Special report: Palestine-Israel
GAZA, Dec. 15 (Xinhua) -- Tens of thousands of Hamas
supporters gathered in Gaza City on Saturday to mark the Islamic movement's
People first gathered in front of many mosques in the
Gaza Strip, which has been under Hamas rule since mid-June when Hamas militants
routed security forces loyal to Palestinian President Mahmoud Abbas' Fatah
Palestinian Hamas supporters attend a
rally organised by the Hamas movement to celebrate the 20th anniversary of
its foundation, in Gaza Dec. 15, 2007. (Xinhua/Reuters Photo)
then moved to the al-Kateeba square in northwest Gaza City, which had witnessed
the death of seven supporters of Abbas' Fatah movement last month in a clash
with Hamas police during a large demonstration to mark the third anniversary of
late President Yasser Arafat's death.
Hamas supporters, including women and children,
gathered under the motto of "the rally of victory from the heart of the siege,"
referring to the Israeli siege of the Hamas-run Gaza Strip.
Mushier al-Massri, a Hamas lawmaker, addressed the
huge crowd at the beginning of the rally and said that hundreds of thousands
were participating in the rally. "This number confirms that people still support
Hamas despite the tight siege," he said.
Flash polls in November indicated a decline in Hamas'
popularity following the crackdown on the peaceful rally to commemorate Arafat's
Palestinian Hamas supporters burn
Israeli flags during a rally organised by the Hamas movement to celebrate
the 20th anniversary of its foundation, in Gaza Dec. 15,
said that Hamas "will stick to its stances as the hills and heights of Palestine
and will keep the principles more than keep our sons."
Hamas, he said, "has gained power by the will of the
people under the conspiracy of the family members and the strangers to topple
this project and silence the sound of resistance."
Meanwhile, a Hamas leader said that his movement
"extends its hand for dialogue with Fatah," adding that this call doesn't
reflect a weakness from Hamas.
"We call for a real, unconditional dialogue that
tackles all the issues and maintain the interests of the home, not the foreign
agenda," said Osama al-Muzini, a senior Hamas official.
Palestinian Hamas supporters shout
slogans during a rally organised by the Hamas movement to celebrate the
20th anniversary of its foundation, in Gaza Dec. 15, 2007.(Xinhua/Reuters
after Hamas' takeover of the Gaza Strip in June, Abbas not only fired the
Hamas-led coalition government, also severed all contacts with Hamas.
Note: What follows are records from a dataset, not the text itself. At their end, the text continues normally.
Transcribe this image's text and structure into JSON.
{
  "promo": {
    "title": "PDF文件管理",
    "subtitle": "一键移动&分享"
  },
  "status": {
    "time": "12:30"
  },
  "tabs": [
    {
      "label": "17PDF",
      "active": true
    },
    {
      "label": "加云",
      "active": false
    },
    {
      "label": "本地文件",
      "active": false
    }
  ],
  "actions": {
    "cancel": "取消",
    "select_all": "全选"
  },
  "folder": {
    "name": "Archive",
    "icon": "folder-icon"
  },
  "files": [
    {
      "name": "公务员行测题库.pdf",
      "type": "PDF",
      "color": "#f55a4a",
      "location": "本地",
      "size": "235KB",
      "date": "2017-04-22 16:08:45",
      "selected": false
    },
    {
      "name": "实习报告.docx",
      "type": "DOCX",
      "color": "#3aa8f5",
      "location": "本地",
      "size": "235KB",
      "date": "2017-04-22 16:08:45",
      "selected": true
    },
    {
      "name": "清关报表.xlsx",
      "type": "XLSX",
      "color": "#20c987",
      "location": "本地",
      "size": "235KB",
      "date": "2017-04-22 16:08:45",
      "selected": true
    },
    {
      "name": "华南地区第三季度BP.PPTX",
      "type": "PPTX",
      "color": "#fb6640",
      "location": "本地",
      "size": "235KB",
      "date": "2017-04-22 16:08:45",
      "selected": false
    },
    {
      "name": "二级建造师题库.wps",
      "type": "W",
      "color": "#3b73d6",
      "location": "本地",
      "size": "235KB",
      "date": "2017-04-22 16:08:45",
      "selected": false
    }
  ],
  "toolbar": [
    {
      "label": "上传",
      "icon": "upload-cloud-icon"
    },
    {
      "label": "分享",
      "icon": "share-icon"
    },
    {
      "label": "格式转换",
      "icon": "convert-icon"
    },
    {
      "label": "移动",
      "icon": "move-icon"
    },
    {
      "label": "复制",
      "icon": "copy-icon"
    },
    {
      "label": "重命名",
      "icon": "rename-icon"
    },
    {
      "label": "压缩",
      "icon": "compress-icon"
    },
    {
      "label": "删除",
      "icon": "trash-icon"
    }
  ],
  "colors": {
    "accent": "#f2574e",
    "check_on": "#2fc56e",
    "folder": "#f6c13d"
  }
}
As a
result, the national dialogue between Hamas and Fatah has since collapsed.
Abbas conditioned that any resumption of dialogue
with Hamas has to be preceded by Hamas regret over taking over Gaza, and should
bring the situation back to what it was before mid-June.
Hamas, or the Islamic Resistance Movement, was
created in 1987 by Sheikh Ahmed Yassin of the Gaza wing of the Muslim
Brotherhood at the beginning of the first Intifada, or uprising.
Hamas' charter calls for the destruction of the state
of Israel, and it is listed as a terrorist organization Israel, the U.S. and the
In early 2006, Hamas joined in the Palestinian
parliamentary elections for the first time and surprisingly defeat Abbas' Fatah
movement, seizing a majority in the Palestinian Legislative Council.